01 May 100 years of good: Celebrating Uniting War Memorial Hospital
How would like to be remembered, and what legacy do you wish to leave?
In a culture where we are taught to ‘play it safe’, it can be hard to be brave enough to take steps of courageous action.
For one family, the decision to donate their family home 100 years ago has resulted in a century of good. This act has made sure thousands of Australians were born safely into this world, and many more thousands were cared for in their time of need.
A family legacy
On April 25, 1919 – the fourth ANZAC Day – the Vickery family of Waverley, Sydney offered their home, ‘Edina’, to their church for use as a community hospital.
Family matriarch and widow, Jane Ellen Vickery – known as Nellie – signed the letter of offer, together with her ten children – an idea conceived by her son E. Frank Vickery.
Frank resolved that if his two brothers returned from WWI – after both were wounded in France – he would convince the rest of the family to donate Edina in memory of their father, Ebenezer Vickery Jnr, who died in 1915.

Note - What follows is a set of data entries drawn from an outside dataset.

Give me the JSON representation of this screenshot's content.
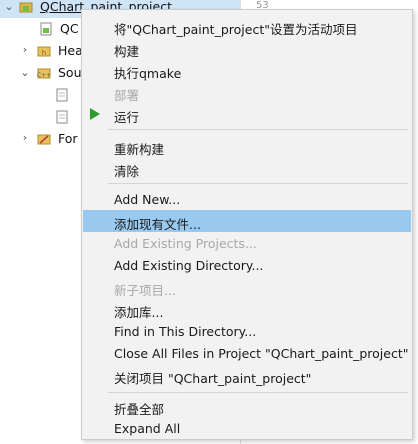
{
  "tree": {
    "project_name": "QChart_paint_project",
    "pro_file_prefix": "QC",
    "headers_prefix": "Hea",
    "sources_prefix": "Sou",
    "forms_prefix": "For",
    "editor_line_number": "53"
  },
  "context_menu": {
    "items": [
      {
        "label": "将\"QChart_paint_project\"设置为活动项目",
        "enabled": true
      },
      {
        "label": "构建",
        "enabled": true
      },
      {
        "label": "执行qmake",
        "enabled": true
      },
      {
        "label": "部署",
        "enabled": false
      },
      {
        "label": "运行",
        "enabled": true,
        "icon": "run-play-icon"
      },
      {
        "label": "重新构建",
        "enabled": true
      },
      {
        "label": "清除",
        "enabled": true
      },
      {
        "label": "Add New...",
        "enabled": true
      },
      {
        "label": "添加现有文件...",
        "enabled": true,
        "highlighted": true
      },
      {
        "label": "Add Existing Projects...",
        "enabled": false
      },
      {
        "label": "Add Existing Directory...",
        "enabled": true
      },
      {
        "label": "新子项目...",
        "enabled": false
      },
      {
        "label": "添加库...",
        "enabled": true
      },
      {
        "label": "Find in This Directory...",
        "enabled": true
      },
      {
        "label": "Close All Files in Project \"QChart_paint_project\"",
        "enabled": true
      },
      {
        "label": "关闭项目 \"QChart_paint_project\"",
        "enabled": true
      },
      {
        "label": "折叠全部",
        "enabled": true
      },
      {
        "label": "Expand All",
        "enabled": true
      }
    ]
  },
  "colors": {
    "highlight": "#99c9ef",
    "menu_background": "#f2f2f2",
    "disabled_text": "#a8a8a8",
    "run_icon": "#2e9d2e",
    "tree_selection": "#cfe4f7"
  }
}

In Frank’s words, “I decided that if my brothers returned, I would try to get my six sisters, three brothers and mother to give Edina as a War Memorial Hospital in memory of my father. The boys returned in 1919 and on 25 April, after much discussion, the eleven of us wrote to Rev. James Green offering Edina, which was duly accepted, and handed over to the Church.”
When the Church accepted the offer, the War Memorial Hospital was created.
Through many changes over the course of a century, the hospital’s purpose has always remained the same – to serve the community.
Now, 100 years on, Uniting is celebrating the Vickery family’s generous donation with the unveiling of a timeline that capture’s the of key events that shaped the history of this incredible community hospital.
A century of service
- Despite the hospital’s humble start – with only a matron and five nurses attending to 19 beds and four cots – well over 10 thousand patients were admitted and more than 3000 babies were born in the first eight years of operation.
- In 1936, a media write-up in Building Magazine stated the hospital had, “earned a reputation of being one of the most comfortable and efficient in NSW.”
- In 1939, as world war stirred once again, an air-raid shelter was built underneath the Vickery Building.
- During WWII, 18 of the hospital’s nurses joined the Australian Army Nursing Service. Tragically, Sister Winnie May Davis and Sister Florence Salmon lost their lives and two of the hospital’s former doctors, Lieutenant Colonel Archie Cunningham and Colonel William Kay, were killed in service.
- In 1941, the War Memorial Hospital had the third highest birth rate in NSW.
- In 1956, the hospital’s first chaplain was appointed – the much-loved Rev. John Sorrell.
- In 1960 the hospital’s founder, E. Frank Vickery, retired as Honorary Secretary after 40 years of service on the hospital’s council.
- In 1975 Edina House was granted heritage status, noted as an outstanding example of a Late Victorian Boom Style mansion – “One of the grandest ever built in Waverley and certainly the best surviving”.
- In 1979 – after 30,432 births – the midwifery unit was closed due to budget cuts and a declining birth rate.
- 1985 marked the start of the hospital’s new direction as a specialised rehabilitation and assessment service for older people – a mandate that continues to this day.
- In 1993 the hospital’s Day Centre is officially
- In 2000 – the year of the Sydney Olympic Games – Rev. Harry Herbert officially opened the hydrotherapy pool.
- In 2010 the Uniting Seniors Gym moves from Bondi Junction to its new home at War Memorial Hospital.
- 2014 marked the establishment of the Younger Onset Dementia
- In 2018 the Geriatric Flying Squad wins the Team Innovation award at the HESTA Aged Care Awards.
- 2019 marks centenary celebrations celebrating 100 years since the Vickery family gifted their home to the church.
Looking forward to the future
In the century since the Vickery family donated their estate, Uniting War Memorial Hospital has evolved into an accessible community hub, with its care and outreach now expanding beyond the gates.
The dedicated hospital team is keenly aware of the legacy of the Vickery family left.
“It’s an honour to work here at War Memorial Hospital, says Executive Manager, Ged Hyde. “There is a strong sense of pride amongst the staff and appreciation of the magnificent buildings and grounds.”
“Our vision is to create a restorative place and community where local people can access a range of services from early learning through to contemporary health and aged care services for the future.”
- Maintenance and restoration of heritage buildings and garden.
- Expansion of the Uniting Edina residential aged care home.
- Apartments offering a mix of seniors housing, and social and disability housing.
- Continuation of short-term accommodation for regional patients and carers.
- New services such as village shops, an early learning centre and a medical centre.